It was my first opportunity to greet Mrs. Stimson, Mrs. Knox, Mrs. Walker and Mrs. Wickard since their husbands have joined the President's Cabinet. They had all been seeing each other, I am sure, but I have been a gad-about this autumn and am only just settling into the swing of Washington life again.

In the afternoon I had my first musicale of the season. The East room was filled with guests and we enjoyed the pianist Mr. Mieczyslaw Munz, and the singing of Miss Virginia Lewis. Miss Lewis was discovered in Philadelphia a few years ago; a little colored, orphan girl who had been a domestic servant. WPA gave her her first chance to obtain some training for her voice. Kind friends have helped her. She sang a program of Italian, German and English songs and was well received and enjoyed by her entire audience.

In the evening, I went over to the Chamber of Commerce Building to attend a local housing meeting. The hall was very full, showing how much the interest in the question of housing has grown in this city. The interest today is not only in the effort to wipe out the slums, but in defense housing, for we realize that we cannot augment our workers in any line without at the same time increasing our capacity for housing them.

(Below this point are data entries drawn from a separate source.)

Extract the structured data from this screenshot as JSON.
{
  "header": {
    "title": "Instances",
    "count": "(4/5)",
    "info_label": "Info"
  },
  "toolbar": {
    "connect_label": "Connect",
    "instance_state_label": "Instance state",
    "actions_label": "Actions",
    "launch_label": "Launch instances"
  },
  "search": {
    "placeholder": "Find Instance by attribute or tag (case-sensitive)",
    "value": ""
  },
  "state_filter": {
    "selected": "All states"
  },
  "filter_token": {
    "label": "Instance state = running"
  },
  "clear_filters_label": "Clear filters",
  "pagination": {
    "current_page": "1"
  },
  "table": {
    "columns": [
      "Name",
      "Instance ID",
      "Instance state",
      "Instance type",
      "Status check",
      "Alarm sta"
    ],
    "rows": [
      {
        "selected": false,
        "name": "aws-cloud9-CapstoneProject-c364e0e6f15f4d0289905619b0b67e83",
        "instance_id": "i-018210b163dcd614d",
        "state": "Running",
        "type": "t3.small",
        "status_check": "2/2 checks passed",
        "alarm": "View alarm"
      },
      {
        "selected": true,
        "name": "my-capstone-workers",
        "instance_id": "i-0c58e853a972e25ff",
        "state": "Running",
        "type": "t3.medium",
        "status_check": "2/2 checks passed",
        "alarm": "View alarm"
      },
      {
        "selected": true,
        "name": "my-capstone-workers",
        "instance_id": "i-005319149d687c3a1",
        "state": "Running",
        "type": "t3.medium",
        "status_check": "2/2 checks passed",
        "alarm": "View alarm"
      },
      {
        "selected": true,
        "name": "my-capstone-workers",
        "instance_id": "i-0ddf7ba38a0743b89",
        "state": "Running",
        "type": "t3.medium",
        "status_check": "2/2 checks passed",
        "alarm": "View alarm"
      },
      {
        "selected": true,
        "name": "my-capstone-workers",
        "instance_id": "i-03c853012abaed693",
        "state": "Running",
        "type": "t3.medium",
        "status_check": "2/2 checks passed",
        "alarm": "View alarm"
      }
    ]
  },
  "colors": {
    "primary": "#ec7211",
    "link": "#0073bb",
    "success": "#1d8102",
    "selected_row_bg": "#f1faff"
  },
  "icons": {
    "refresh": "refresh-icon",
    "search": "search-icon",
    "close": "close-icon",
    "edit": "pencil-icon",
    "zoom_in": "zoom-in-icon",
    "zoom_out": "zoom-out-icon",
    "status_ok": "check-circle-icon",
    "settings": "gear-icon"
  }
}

The same condition is confronting many other communities. It seems to me that the least we can do is to plan for the housing of people when we remove to areas already crowded, or to areas so remote there is no housing near the job for them or their families.

This morning, at Congressman Tolen's request, I appeared before the Congressional Committee studying the question of migratory workers. I listened with interest to Mrs. Thomas, a mother of six children, who testified on their travels during the past few years in search of work. Five of her children were there with her, and a finer family you could not ask to see.

It seems cruel that these children should not have the advantages so many more fortunate children can enjoy. I often wish that when we see young people who are unable to profit by their advantages, we could switch them over and give the chance to others who would undoubtedly use every opportunity to great profit.

E.R.
TMs, AERP, FDRL